From Wikisource
Jump to navigation Jump to search

HAMLEY, SIR EDWARD BRUCE (1824–1893), British general and military writer, youngest son of Vice-Admiral William Hamley, was born on the 27th of April 1824 at Bodmin, Cornwall, and entered the Royal Artillery in 1843. He was promoted captain in 1850, and in 1851 went to Gibraltar, where he commenced his literary career by contributing articles to magazines. He served throughout the Crimean campaign as aide-de-camp to Sir Richard Dacres, commanding the artillery, taking part in all the operations with distinction, and becoming successively major and lieutenant-colonel by brevet. He also received the C.B. and French and Turkish orders. During the war he contributed to Blackwood’s Magazine an admirable account of the progress of the campaign, which was afterwards republished. The combination in Hamley of literary and military ability secured for him in 1859 the professorship of military history at the new Staff College at Sandhurst, from which in 1866 he went to the council of military education, returning in 1870 to the Staff College as commandant. From 1879 to 1881 he was British commissioner successively for the delimitation of the frontiers of Turkey and Bulgaria, Turkey in Asia and Russia, and Turkey and Greece, and was rewarded with the K.C.M.G. Promoted colonel in 1863, he became a lieutenant-general in 1882, when he commanded the 2nd division of the expedition to Egypt under Lord Wolseley, and led his troops in the battle of Tell-el-Kebir, for which he received the K.C.B., the thanks of parliament, and 2nd class of Osmanieh.

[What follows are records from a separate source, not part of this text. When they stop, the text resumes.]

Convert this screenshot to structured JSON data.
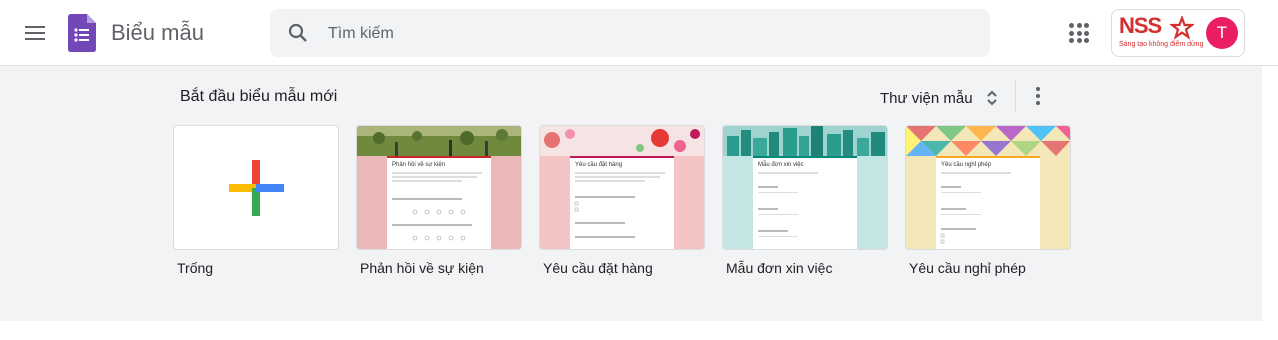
{
  "header": {
    "app_title": "Biểu mẫu",
    "search": {
      "placeholder": "Tìm kiếm"
    },
    "account": {
      "brand": "NSS",
      "tagline": "Sáng tạo không điểm dừng",
      "avatar_letter": "T"
    }
  },
  "gallery": {
    "title": "Bắt đầu biểu mẫu mới",
    "library_label": "Thư viện mẫu",
    "templates": [
      {
        "label": "Trống"
      },
      {
        "label": "Phản hồi về sự kiện",
        "preview_title": "Phản hồi về sự kiện"
      },
      {
        "label": "Yêu cầu đặt hàng",
        "preview_title": "Yêu cầu đặt hàng"
      },
      {
        "label": "Mẫu đơn xin việc",
        "preview_title": "Mẫu đơn xin việc"
      },
      {
        "label": "Yêu cầu nghỉ phép",
        "preview_title": "Yêu cầu nghỉ phép"
      }
    ]
  },
  "colors": {
    "accent_purple": "#7248b9",
    "brand_red": "#d32f2f",
    "avatar_pink": "#e91e63",
    "gallery_bg": "#f1f3f4"
  },
  "icons": [
    "menu-icon",
    "forms-logo-icon",
    "search-icon",
    "apps-grid-icon",
    "star-icon",
    "sort-arrows-icon",
    "more-vert-icon",
    "plus-icon"
  ]
}
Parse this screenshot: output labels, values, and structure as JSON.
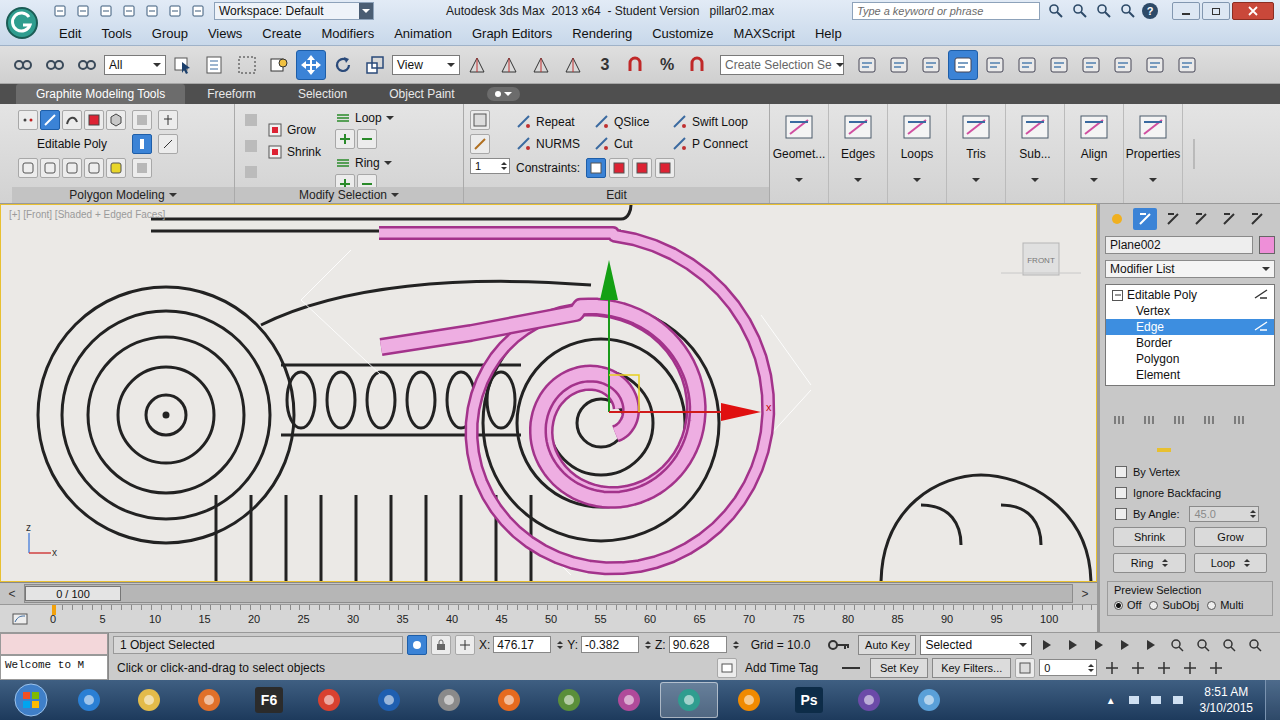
{
  "titlebar": {
    "workspace": "Workspace: Default",
    "title": "Autodesk 3ds Max  2013 x64  - Student Version   pillar02.max",
    "search_placeholder": "Type a keyword or phrase",
    "help": "?"
  },
  "menu": [
    "Edit",
    "Tools",
    "Group",
    "Views",
    "Create",
    "Modifiers",
    "Animation",
    "Graph Editors",
    "Rendering",
    "Customize",
    "MAXScript",
    "Help"
  ],
  "toolbar": {
    "filter": "All",
    "coordinate_system": "View",
    "snaps": [
      "3",
      "%"
    ],
    "named_selection": "Create Selection Se",
    "tools": [
      {
        "kind": "select",
        "selected": false
      },
      {
        "kind": "select-by-name",
        "selected": false
      },
      {
        "kind": "region",
        "selected": false
      },
      {
        "kind": "crossing",
        "selected": false
      },
      {
        "kind": "move",
        "selected": true
      },
      {
        "kind": "rotate",
        "selected": false
      },
      {
        "kind": "scale",
        "selected": false
      }
    ]
  },
  "ribbon_tabs": [
    {
      "label": "Graphite Modeling Tools",
      "selected": true
    },
    {
      "label": "Freeform",
      "selected": false
    },
    {
      "label": "Selection",
      "selected": false
    },
    {
      "label": "Object Paint",
      "selected": false
    }
  ],
  "ribbon": {
    "polygon_modeling": {
      "title": "Polygon Modeling",
      "object": "Editable Poly",
      "subobjects": [
        {
          "kind": "vertex",
          "selected": false
        },
        {
          "kind": "edge",
          "selected": true
        },
        {
          "kind": "border",
          "selected": false
        },
        {
          "kind": "polygon",
          "selected": false
        },
        {
          "kind": "element",
          "selected": false
        }
      ]
    },
    "modify_selection": {
      "title": "Modify Selection",
      "buttons": [
        "Grow",
        "Shrink"
      ],
      "dropdowns": [
        "Loop",
        "Ring"
      ]
    },
    "edit": {
      "title": "Edit",
      "buttons": [
        "Repeat",
        "QSlice",
        "Swift Loop",
        "NURMS",
        "Cut",
        "P Connect"
      ],
      "constraints": "Constraints:",
      "spinner": "1"
    },
    "big_buttons": [
      "Geomet...",
      "Edges",
      "Loops",
      "Tris",
      "Sub...",
      "Align",
      "Properties"
    ]
  },
  "viewport": {
    "label": "[+] [Front] [Shaded + Edged Faces]",
    "viewcube": "FRONT",
    "gizmo_axis": "x",
    "tripod": [
      "z",
      "x"
    ]
  },
  "command_panel": {
    "object_name": "Plane002",
    "object_color": "#ee8fd8",
    "modifier_list": "Modifier List",
    "stack": [
      {
        "label": "Editable Poly",
        "kind": "modifier",
        "selected": false
      },
      {
        "label": "Vertex",
        "kind": "subobject",
        "selected": false
      },
      {
        "label": "Edge",
        "kind": "subobject",
        "selected": true
      },
      {
        "label": "Border",
        "kind": "subobject",
        "selected": false
      },
      {
        "label": "Polygon",
        "kind": "subobject",
        "selected": false
      },
      {
        "label": "Element",
        "kind": "subobject",
        "selected": false
      }
    ],
    "selection": {
      "options": [
        {
          "label": "By Vertex",
          "checked": false
        },
        {
          "label": "Ignore Backfacing",
          "checked": false
        },
        {
          "label": "By Angle:",
          "checked": false
        }
      ],
      "angle": "45.0",
      "angle_disabled": true,
      "buttons": [
        "Shrink",
        "Grow"
      ],
      "spin_buttons": [
        "Ring",
        "Loop"
      ],
      "preview": {
        "title": "Preview Selection",
        "options": [
          {
            "label": "Off",
            "selected": true
          },
          {
            "label": "SubObj",
            "selected": false
          },
          {
            "label": "Multi",
            "selected": false
          }
        ]
      }
    }
  },
  "timeline": {
    "position": "0 / 100",
    "level": 0,
    "prev": "<",
    "next": ">",
    "ticks": [
      "0",
      "5",
      "10",
      "15",
      "20",
      "25",
      "30",
      "35",
      "40",
      "45",
      "50",
      "55",
      "60",
      "65",
      "70",
      "75",
      "80",
      "85",
      "90",
      "95",
      "100"
    ]
  },
  "status": {
    "listener": "Welcome to M",
    "selection": "1 Object Selected",
    "coords": [
      {
        "axis": "X:",
        "value": "476.17"
      },
      {
        "axis": "Y:",
        "value": "-0.382"
      },
      {
        "axis": "Z:",
        "value": "90.628"
      }
    ],
    "grid": "Grid = 10.0",
    "prompt": "Click or click-and-drag to select objects",
    "time_tag": "Add Time Tag",
    "auto_key": "Auto Key",
    "set_key": "Set Key",
    "key_mode": "Selected",
    "key_filters": "Key Filters...",
    "frame": "0"
  },
  "taskbar": {
    "apps": [
      {
        "kind": "ie",
        "label": "",
        "active": false
      },
      {
        "kind": "explorer",
        "label": "",
        "active": false
      },
      {
        "kind": "media",
        "label": "",
        "active": false
      },
      {
        "kind": "f6",
        "label": "F6",
        "active": false
      },
      {
        "kind": "chrome",
        "label": "",
        "active": false
      },
      {
        "kind": "outlook",
        "label": "",
        "active": false
      },
      {
        "kind": "app",
        "label": "",
        "active": false
      },
      {
        "kind": "firefox",
        "label": "",
        "active": false
      },
      {
        "kind": "app2",
        "label": "",
        "active": false
      },
      {
        "kind": "paint",
        "label": "",
        "active": false
      },
      {
        "kind": "max",
        "label": "",
        "active": true
      },
      {
        "kind": "vlc",
        "label": "",
        "active": false
      },
      {
        "kind": "ps",
        "label": "Ps",
        "active": false
      },
      {
        "kind": "app3",
        "label": "",
        "active": false
      },
      {
        "kind": "notes",
        "label": "",
        "active": false
      }
    ],
    "tray_arrow": "▲",
    "time": "8:51 AM",
    "date": "3/10/2015"
  }
}
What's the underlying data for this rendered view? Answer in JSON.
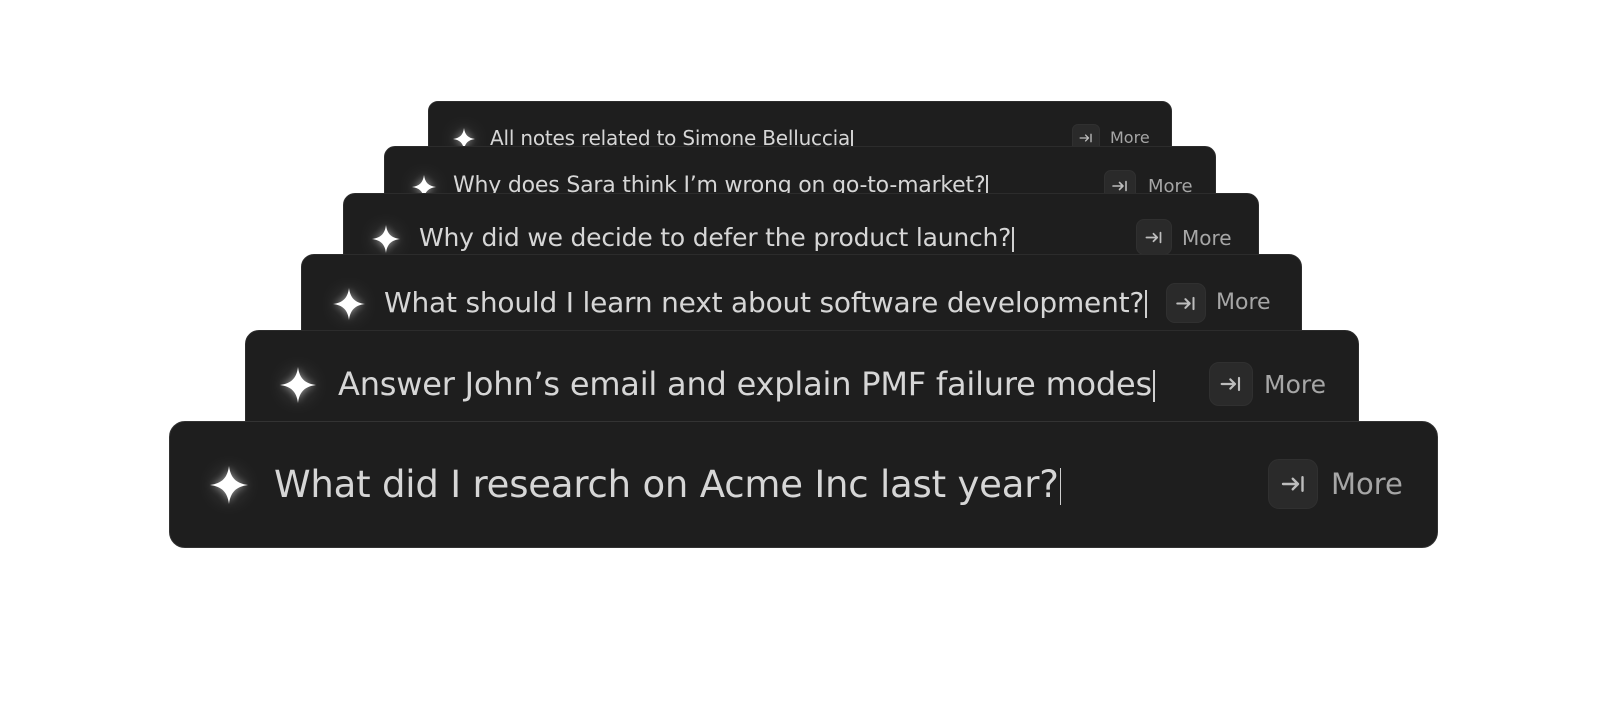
{
  "colors": {
    "page_background": "#ffffff",
    "bar_background": "#1e1e1e",
    "text": "#d6d6d6",
    "muted_text": "#a6a6a6",
    "key_background": "#2a2a2a"
  },
  "icons": {
    "leading": "sparkle-icon",
    "shortcut": "tab-arrow-icon"
  },
  "prompts": [
    {
      "text": "All notes related to Simone Belluccia",
      "more_label": "More"
    },
    {
      "text": "Why does Sara think I’m wrong on go-to-market?",
      "more_label": "More"
    },
    {
      "text": "Why did we decide to defer the product launch?",
      "more_label": "More"
    },
    {
      "text": "What should I learn next about software development?",
      "more_label": "More"
    },
    {
      "text": "Answer John’s email and explain PMF failure modes",
      "more_label": "More"
    },
    {
      "text": "What did I research on Acme Inc last year?",
      "more_label": "More"
    }
  ]
}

Hamley considered that his services in Egypt had been insufficiently recognized in Lord Wolseley’s despatches, and expressed his indignation freely, but he had no sufficient ground for supposing that there was any intention to belittle his services. From 1885 until his death on the 12th of August 1893 he represented Birkenhead in parliament in the Conservative interest.

Hamley was a clever and versatile writer. His principal work, The Operations of War, published in 1867, became a text-book of military instruction. He published some pamphlets on national defence, was a frequent contributor to magazines, and the author of several novels, of which perhaps the best known is Lady Lee’s Widowhood.